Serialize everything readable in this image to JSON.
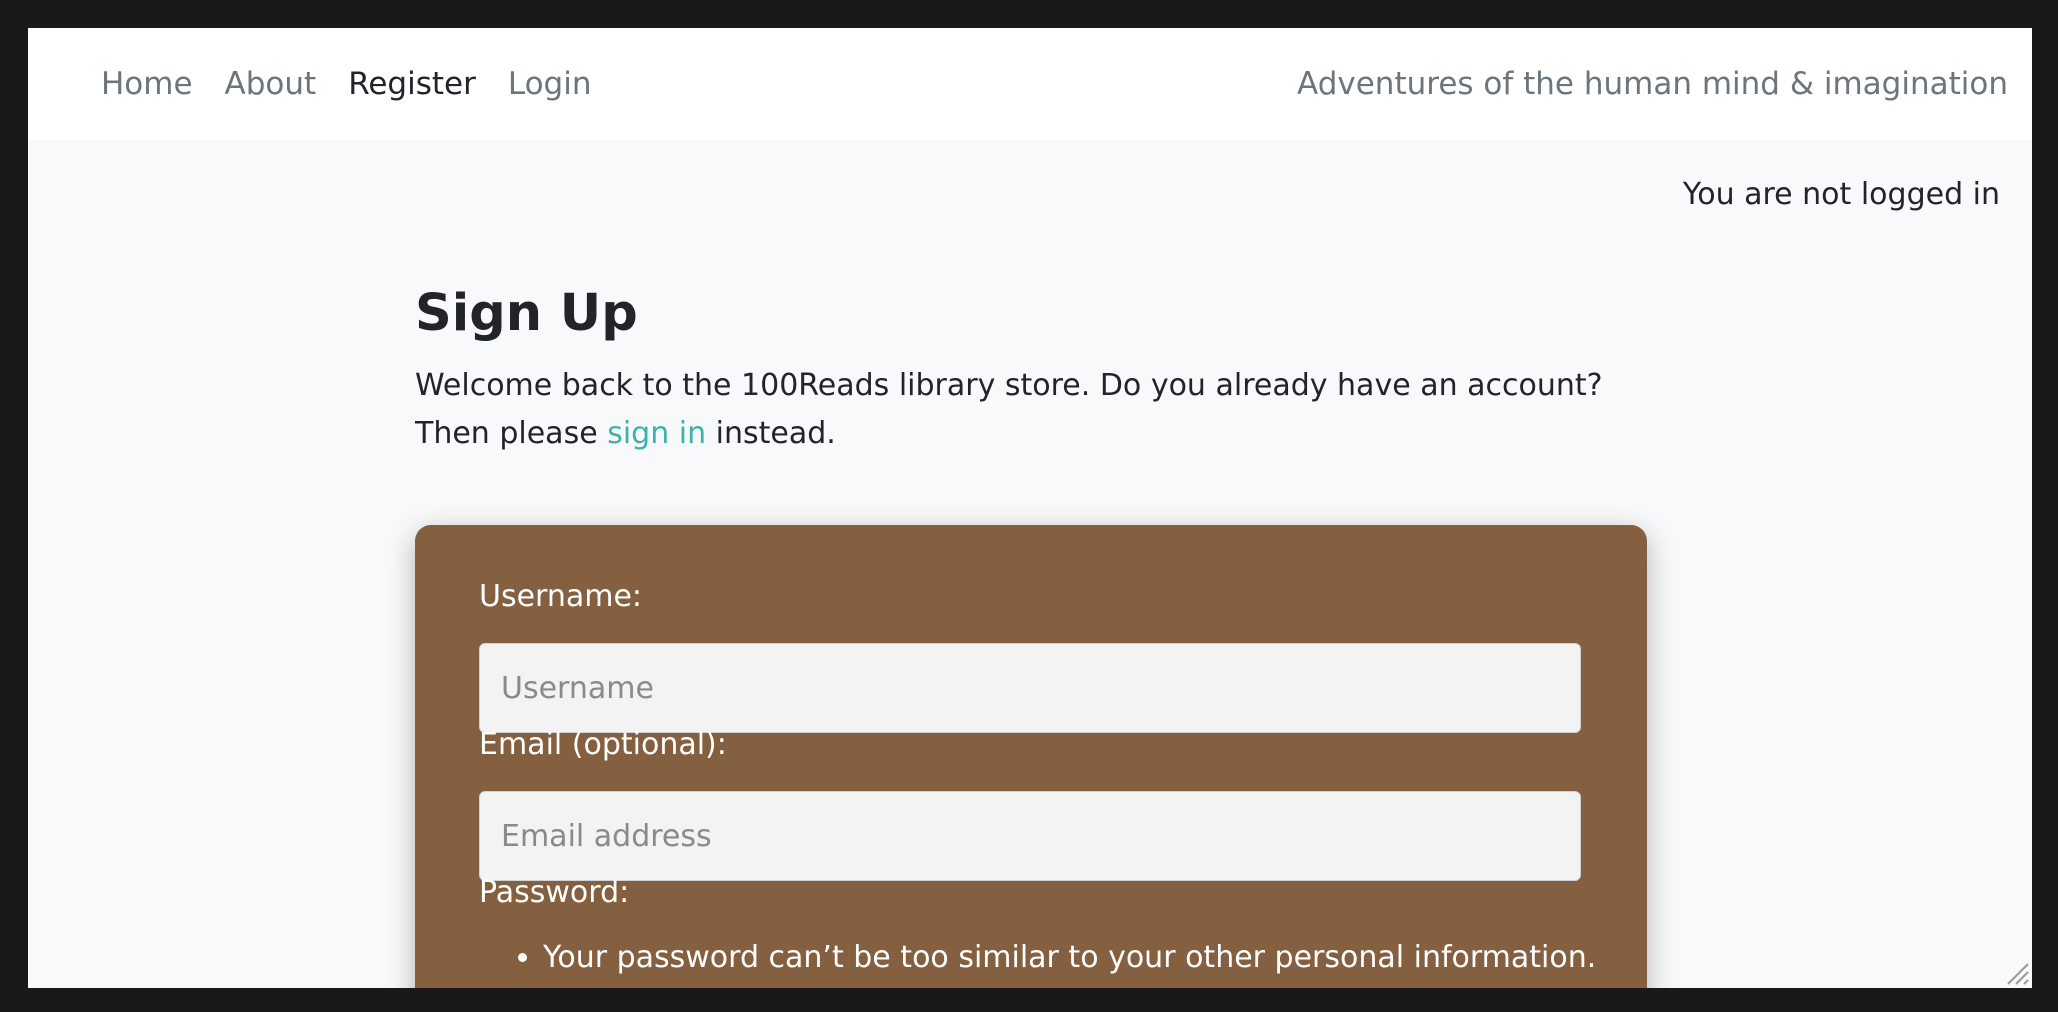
{
  "nav": {
    "items": [
      {
        "label": "Home",
        "active": false
      },
      {
        "label": "About",
        "active": false
      },
      {
        "label": "Register",
        "active": true
      },
      {
        "label": "Login",
        "active": false
      }
    ],
    "tagline": "Adventures of the human mind & imagination"
  },
  "status": {
    "login_text": "You are not logged in"
  },
  "page": {
    "title": "Sign Up",
    "intro_before": "Welcome back to the 100Reads library store. Do you already have an account? Then please ",
    "intro_link": "sign in",
    "intro_after": " instead."
  },
  "form": {
    "username_label": "Username:",
    "username_placeholder": "Username",
    "email_label": "Email (optional):",
    "email_placeholder": "Email address",
    "password_label": "Password:",
    "password_help": [
      "Your password can’t be too similar to your other personal information."
    ]
  },
  "colors": {
    "frame": "#19191b",
    "page_bg": "#f8f9fa",
    "navbar_bg": "#ffffff",
    "card_bg": "#845f40",
    "link": "#3fb1ac",
    "muted_text": "#6c757d"
  },
  "icons": {
    "resize_grip": "resize-grip-icon"
  }
}
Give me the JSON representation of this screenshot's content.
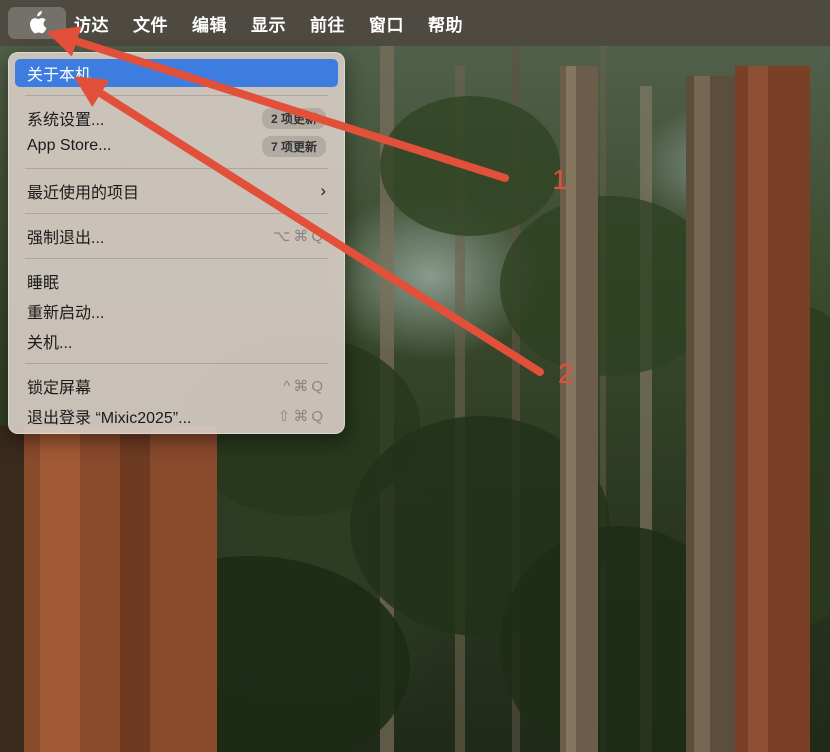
{
  "menubar": {
    "apple_icon": "apple-logo",
    "items": [
      "访达",
      "文件",
      "编辑",
      "显示",
      "前往",
      "窗口",
      "帮助"
    ]
  },
  "apple_menu": {
    "about": "关于本机",
    "settings": {
      "label": "系统设置...",
      "badge": "2 项更新"
    },
    "app_store": {
      "label": "App Store...",
      "badge": "7 项更新"
    },
    "recent": "最近使用的项目",
    "force_quit": {
      "label": "强制退出...",
      "shortcut": "⌥⌘Q"
    },
    "sleep": "睡眠",
    "restart": "重新启动...",
    "shutdown": "关机...",
    "lock": {
      "label": "锁定屏幕",
      "shortcut": "^⌘Q"
    },
    "logout": {
      "label": "退出登录 “Mixic2025”...",
      "shortcut": "⇧⌘Q"
    }
  },
  "annotations": {
    "arrow_1_label": "1",
    "arrow_2_label": "2",
    "color": "#e2503a"
  },
  "colors": {
    "menubar_bg": "#4e4a42",
    "highlight": "#3d7de0"
  }
}
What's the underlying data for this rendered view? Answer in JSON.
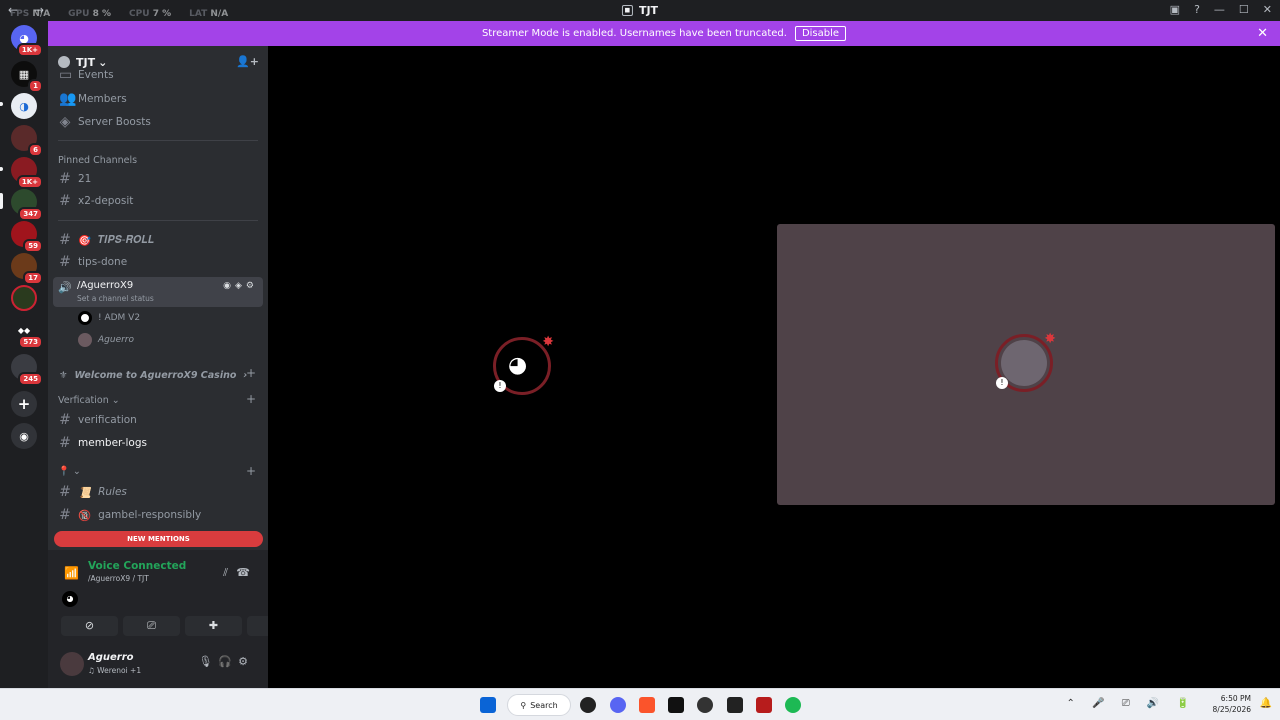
{
  "titlebar": {
    "title": "TJT",
    "stats": {
      "fps_label": "FPS",
      "fps": "N/A",
      "gpu_label": "GPU",
      "gpu": "8 %",
      "cpu_label": "CPU",
      "cpu": "7 %",
      "lat_label": "LAT",
      "lat": "N/A"
    }
  },
  "banner": {
    "text": "Streamer Mode is enabled. Usernames have been truncated.",
    "button": "Disable"
  },
  "guilds": [
    {
      "badge": "1K+"
    },
    {
      "badge": "1"
    },
    {
      "badge": ""
    },
    {
      "badge": "6"
    },
    {
      "badge": "1K+"
    },
    {
      "badge": "347"
    },
    {
      "badge": "59"
    },
    {
      "badge": "17"
    },
    {
      "badge": ""
    },
    {
      "badge": "573"
    },
    {
      "badge": "245"
    }
  ],
  "server": {
    "name": "TJT"
  },
  "sidebar": {
    "top": [
      "Events",
      "Members",
      "Server Boosts"
    ],
    "pinned_header": "Pinned Channels",
    "pinned": [
      "21",
      "x2-deposit"
    ],
    "channels": [
      "𝑻𝑰𝑷𝑺-𝑹𝑶𝑳𝑳",
      "tips-done"
    ],
    "voice": {
      "name": "/AguerroX9",
      "status": "Set a channel status",
      "users": [
        "! ADM V2",
        "Aguerro"
      ]
    },
    "welcome": "Welcome to AguerroX9 Casino",
    "cat_verification": "Verfication",
    "verification_channels": [
      "verification",
      "member-logs"
    ],
    "rules_channels": [
      "Rules",
      "gambel-responsibly"
    ],
    "new_mentions": "NEW MENTIONS"
  },
  "panel": {
    "voice_connected": "Voice Connected",
    "voice_sub": "/AguerroX9 / TJT",
    "username": "Aguerro",
    "user_status": "Werenoi +1"
  },
  "taskbar": {
    "search": "Search",
    "time": "6:50 PM",
    "date": "8/25/2026"
  }
}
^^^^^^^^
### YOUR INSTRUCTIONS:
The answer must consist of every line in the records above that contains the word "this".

### OUTPUT:
Serialize everything readable in this image to JSON.
Give me the JSON representation of this screenshot's content.
What's the underlying data for this rendered view? Answer in JSON.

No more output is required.